◆ What you need to do: For the data below, please report each line where the word "steering" is found.

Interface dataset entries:
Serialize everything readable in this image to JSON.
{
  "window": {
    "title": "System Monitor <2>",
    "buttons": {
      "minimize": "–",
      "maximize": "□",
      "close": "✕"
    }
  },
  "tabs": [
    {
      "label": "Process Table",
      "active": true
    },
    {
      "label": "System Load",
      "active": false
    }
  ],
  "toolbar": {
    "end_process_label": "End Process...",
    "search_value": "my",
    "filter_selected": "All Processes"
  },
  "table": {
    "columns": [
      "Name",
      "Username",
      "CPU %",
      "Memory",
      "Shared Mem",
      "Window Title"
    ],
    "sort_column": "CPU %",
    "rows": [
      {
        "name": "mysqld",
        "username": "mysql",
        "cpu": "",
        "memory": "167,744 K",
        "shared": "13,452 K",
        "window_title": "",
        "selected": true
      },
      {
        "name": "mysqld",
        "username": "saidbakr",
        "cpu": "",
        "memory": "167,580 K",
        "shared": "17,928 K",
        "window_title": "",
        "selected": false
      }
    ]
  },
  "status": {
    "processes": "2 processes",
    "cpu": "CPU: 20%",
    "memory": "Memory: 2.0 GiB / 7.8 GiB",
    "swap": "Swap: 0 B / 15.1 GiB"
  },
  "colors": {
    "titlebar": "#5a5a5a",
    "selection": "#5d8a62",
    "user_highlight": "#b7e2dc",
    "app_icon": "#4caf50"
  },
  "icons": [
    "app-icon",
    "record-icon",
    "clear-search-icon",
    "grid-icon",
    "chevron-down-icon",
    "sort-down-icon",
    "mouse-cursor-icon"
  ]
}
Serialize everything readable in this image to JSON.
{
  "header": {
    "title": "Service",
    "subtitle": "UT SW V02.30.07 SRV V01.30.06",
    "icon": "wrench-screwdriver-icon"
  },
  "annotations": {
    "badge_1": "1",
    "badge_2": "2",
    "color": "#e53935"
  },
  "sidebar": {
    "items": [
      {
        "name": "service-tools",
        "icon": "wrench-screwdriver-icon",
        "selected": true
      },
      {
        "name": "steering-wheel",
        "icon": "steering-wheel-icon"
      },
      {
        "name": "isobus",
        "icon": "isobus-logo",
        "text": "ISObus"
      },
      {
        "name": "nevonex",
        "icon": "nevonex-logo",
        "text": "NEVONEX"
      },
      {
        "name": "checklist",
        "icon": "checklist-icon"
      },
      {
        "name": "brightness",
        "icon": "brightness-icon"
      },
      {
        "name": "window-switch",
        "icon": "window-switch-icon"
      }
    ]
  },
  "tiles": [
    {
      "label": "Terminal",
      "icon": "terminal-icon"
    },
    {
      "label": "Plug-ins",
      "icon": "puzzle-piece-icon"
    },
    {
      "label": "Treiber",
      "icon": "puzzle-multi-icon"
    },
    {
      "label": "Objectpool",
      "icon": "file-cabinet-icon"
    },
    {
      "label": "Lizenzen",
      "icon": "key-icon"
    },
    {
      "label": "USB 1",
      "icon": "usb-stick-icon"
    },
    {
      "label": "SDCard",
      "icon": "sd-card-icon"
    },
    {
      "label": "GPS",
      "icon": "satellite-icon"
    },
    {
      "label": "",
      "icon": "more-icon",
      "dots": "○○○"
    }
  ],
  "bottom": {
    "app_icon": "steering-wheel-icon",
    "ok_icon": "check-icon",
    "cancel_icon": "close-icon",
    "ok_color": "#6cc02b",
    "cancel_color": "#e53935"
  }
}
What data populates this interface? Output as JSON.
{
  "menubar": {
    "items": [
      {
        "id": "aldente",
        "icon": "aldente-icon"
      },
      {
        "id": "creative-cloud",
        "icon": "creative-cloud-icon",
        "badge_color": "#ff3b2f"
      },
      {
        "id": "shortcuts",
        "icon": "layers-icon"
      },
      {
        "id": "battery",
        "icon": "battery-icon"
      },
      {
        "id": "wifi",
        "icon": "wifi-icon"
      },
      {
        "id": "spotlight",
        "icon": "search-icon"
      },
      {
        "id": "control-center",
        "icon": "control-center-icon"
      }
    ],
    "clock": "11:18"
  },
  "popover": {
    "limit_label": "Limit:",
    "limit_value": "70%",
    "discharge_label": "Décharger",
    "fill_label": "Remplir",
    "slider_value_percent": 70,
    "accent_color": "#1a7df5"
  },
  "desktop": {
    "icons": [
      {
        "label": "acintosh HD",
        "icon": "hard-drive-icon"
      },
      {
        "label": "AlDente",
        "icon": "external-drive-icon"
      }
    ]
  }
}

◆ Response for this exercise:
        "name": "steering-wheel",
        "icon": "steering-wheel-icon"
    "app_icon": "steering-wheel-icon",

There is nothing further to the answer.